Exercise directions → Please find the lines in the following records that hold "root", and copy them.

Given records →
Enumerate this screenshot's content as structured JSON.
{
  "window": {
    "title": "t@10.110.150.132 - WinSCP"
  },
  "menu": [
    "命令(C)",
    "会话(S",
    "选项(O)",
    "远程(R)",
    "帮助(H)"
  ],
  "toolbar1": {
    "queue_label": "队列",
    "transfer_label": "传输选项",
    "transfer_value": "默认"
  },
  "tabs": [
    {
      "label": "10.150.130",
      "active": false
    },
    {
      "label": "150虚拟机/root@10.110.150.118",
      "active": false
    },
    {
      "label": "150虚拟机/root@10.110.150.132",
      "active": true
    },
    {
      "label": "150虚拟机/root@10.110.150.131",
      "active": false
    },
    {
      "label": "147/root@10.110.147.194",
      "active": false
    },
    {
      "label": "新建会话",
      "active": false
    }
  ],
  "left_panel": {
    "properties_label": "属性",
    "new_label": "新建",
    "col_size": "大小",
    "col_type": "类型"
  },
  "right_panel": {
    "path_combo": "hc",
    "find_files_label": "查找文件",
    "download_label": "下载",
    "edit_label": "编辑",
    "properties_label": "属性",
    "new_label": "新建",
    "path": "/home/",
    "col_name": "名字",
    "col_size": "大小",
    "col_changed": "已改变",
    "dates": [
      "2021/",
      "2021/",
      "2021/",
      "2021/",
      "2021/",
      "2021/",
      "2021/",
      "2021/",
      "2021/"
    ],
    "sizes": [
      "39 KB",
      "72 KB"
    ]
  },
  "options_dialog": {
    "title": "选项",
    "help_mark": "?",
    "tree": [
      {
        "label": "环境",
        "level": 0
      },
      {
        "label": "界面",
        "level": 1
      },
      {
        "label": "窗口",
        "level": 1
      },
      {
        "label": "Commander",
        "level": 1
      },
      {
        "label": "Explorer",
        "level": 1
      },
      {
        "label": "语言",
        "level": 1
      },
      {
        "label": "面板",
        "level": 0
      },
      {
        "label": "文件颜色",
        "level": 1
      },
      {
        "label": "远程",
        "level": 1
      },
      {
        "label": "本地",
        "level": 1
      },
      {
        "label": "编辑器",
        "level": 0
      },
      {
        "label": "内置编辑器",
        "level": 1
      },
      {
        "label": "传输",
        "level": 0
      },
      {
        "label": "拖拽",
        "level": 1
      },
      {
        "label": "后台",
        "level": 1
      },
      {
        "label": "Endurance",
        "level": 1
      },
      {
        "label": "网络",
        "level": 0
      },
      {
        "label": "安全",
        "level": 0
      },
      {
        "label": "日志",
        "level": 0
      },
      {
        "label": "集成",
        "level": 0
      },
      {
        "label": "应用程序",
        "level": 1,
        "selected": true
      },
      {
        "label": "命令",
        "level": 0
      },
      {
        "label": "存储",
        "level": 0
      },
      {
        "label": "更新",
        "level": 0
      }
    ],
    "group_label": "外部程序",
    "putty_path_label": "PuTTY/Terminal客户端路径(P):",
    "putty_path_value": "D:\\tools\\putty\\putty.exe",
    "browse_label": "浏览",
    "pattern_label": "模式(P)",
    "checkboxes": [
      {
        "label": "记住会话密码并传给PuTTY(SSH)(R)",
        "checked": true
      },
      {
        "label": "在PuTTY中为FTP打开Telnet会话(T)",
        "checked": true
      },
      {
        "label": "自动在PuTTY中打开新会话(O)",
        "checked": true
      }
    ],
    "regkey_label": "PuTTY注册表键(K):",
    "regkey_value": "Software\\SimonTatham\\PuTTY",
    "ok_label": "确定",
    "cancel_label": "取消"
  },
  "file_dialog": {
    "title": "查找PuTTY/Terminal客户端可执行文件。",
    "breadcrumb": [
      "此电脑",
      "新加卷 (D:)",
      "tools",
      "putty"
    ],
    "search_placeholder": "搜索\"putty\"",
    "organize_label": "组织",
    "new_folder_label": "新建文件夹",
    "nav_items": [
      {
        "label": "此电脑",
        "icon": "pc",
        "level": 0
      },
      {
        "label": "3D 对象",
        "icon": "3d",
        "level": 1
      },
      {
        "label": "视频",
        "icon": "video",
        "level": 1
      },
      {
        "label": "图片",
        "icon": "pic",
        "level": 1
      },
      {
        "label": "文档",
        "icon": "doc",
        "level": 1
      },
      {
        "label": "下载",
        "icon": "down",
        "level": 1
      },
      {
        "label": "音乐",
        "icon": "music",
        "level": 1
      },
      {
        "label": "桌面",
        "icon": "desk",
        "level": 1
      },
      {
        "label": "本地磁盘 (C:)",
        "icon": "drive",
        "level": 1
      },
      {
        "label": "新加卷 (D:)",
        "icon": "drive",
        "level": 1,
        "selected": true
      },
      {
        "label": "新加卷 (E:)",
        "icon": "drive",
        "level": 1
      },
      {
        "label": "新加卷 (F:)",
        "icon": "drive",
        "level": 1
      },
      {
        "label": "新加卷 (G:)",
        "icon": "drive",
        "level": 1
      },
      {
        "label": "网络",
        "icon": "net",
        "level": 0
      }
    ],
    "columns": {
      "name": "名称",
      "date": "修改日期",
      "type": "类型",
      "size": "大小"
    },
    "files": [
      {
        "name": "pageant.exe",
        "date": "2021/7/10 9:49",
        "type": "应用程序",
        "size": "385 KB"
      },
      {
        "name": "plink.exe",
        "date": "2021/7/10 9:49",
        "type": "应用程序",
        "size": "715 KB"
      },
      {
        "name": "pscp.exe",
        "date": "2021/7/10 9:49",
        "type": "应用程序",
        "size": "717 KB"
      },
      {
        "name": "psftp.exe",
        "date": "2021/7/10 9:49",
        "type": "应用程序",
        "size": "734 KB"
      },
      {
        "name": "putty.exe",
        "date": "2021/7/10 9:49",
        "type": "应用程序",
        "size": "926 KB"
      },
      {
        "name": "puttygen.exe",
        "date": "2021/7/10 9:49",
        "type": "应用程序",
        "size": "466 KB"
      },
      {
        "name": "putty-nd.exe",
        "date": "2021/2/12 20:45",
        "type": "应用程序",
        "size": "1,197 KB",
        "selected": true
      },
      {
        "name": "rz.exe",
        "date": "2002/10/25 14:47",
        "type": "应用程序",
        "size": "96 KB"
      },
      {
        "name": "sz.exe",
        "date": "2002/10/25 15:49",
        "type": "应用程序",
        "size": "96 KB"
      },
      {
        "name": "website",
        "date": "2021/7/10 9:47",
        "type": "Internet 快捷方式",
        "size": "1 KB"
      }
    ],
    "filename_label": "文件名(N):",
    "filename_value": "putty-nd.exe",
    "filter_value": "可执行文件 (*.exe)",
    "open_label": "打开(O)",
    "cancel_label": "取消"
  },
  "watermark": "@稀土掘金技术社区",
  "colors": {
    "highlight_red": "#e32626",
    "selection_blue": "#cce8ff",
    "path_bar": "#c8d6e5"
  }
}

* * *

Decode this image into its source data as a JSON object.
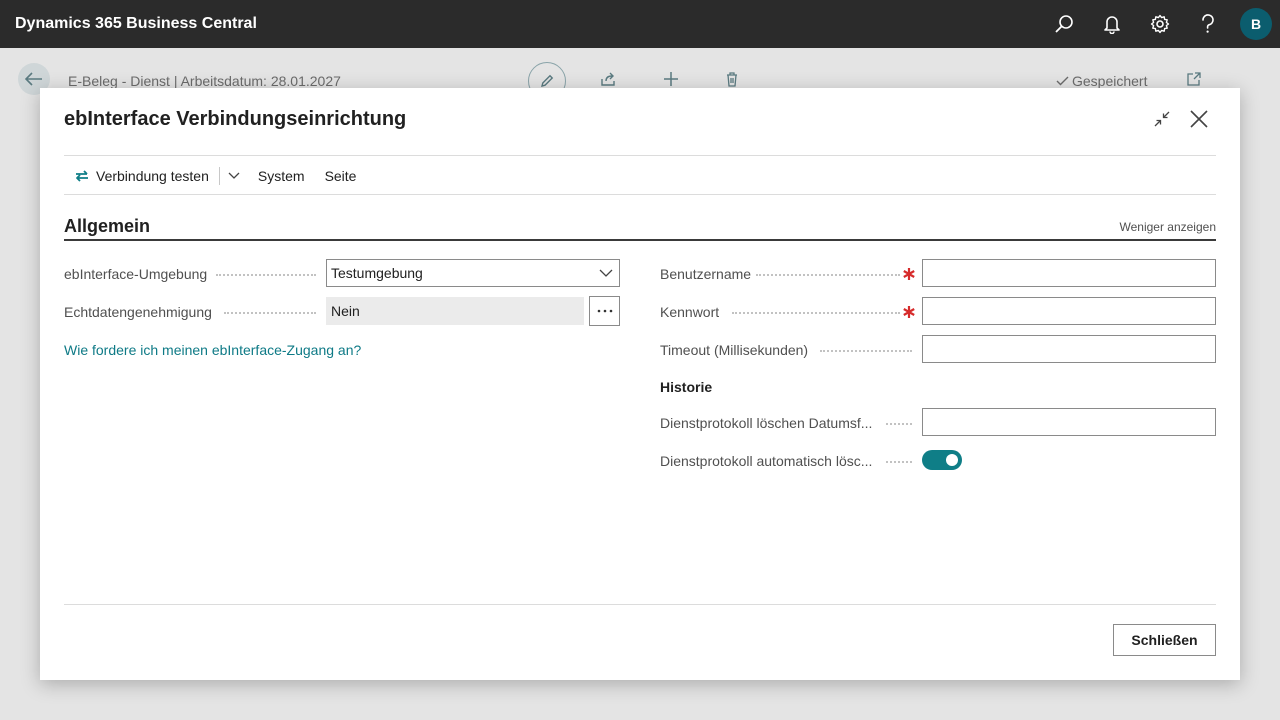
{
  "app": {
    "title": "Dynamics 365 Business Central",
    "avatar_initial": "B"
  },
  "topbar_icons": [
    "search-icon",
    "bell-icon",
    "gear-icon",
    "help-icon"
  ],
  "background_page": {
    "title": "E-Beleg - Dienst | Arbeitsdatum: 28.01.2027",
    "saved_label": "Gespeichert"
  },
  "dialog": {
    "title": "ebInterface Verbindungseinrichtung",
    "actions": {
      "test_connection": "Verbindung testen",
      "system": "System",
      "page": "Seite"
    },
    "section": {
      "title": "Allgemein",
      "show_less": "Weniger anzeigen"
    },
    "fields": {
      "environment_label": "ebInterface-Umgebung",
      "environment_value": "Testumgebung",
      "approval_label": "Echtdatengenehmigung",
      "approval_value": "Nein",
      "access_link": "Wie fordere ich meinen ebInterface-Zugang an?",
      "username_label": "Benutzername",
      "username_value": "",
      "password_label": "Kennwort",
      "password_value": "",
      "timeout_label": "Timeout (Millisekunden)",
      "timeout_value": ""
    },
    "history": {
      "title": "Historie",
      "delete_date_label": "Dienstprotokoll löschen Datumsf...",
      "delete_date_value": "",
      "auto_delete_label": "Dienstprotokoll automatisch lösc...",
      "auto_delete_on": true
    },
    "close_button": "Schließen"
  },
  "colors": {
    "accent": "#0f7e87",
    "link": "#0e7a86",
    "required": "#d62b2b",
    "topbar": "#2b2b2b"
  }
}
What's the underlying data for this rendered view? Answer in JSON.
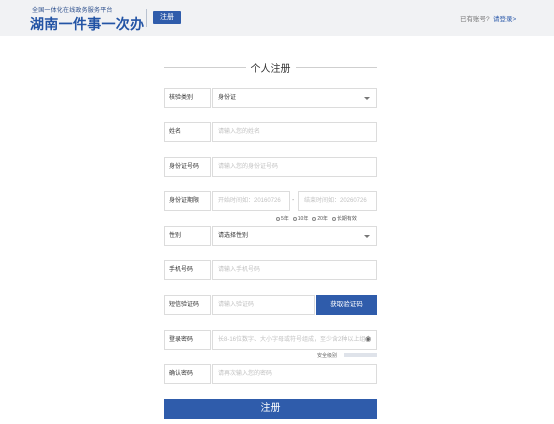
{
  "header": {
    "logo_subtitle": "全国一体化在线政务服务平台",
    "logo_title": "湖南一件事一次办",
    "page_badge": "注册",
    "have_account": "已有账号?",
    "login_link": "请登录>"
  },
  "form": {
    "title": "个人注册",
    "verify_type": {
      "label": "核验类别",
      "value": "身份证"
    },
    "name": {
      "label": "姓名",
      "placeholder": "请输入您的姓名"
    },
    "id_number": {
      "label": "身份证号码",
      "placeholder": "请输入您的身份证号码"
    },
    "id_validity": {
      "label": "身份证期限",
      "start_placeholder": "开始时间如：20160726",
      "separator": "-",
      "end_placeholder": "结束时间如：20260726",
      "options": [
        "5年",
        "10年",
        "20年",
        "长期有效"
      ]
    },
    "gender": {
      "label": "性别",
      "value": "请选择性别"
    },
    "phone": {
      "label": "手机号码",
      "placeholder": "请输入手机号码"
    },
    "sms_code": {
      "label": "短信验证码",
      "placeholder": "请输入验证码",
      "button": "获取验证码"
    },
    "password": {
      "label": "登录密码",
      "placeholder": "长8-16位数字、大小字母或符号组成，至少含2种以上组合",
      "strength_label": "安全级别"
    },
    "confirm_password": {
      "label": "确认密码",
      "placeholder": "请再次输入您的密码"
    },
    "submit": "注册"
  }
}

Your response →
      "label": "150虚拟机/root@10.110.150.118",
      "label": "150虚拟机/root@10.110.150.132",
      "label": "150虚拟机/root@10.110.150.131",
      "label": "147/root@10.110.147.194",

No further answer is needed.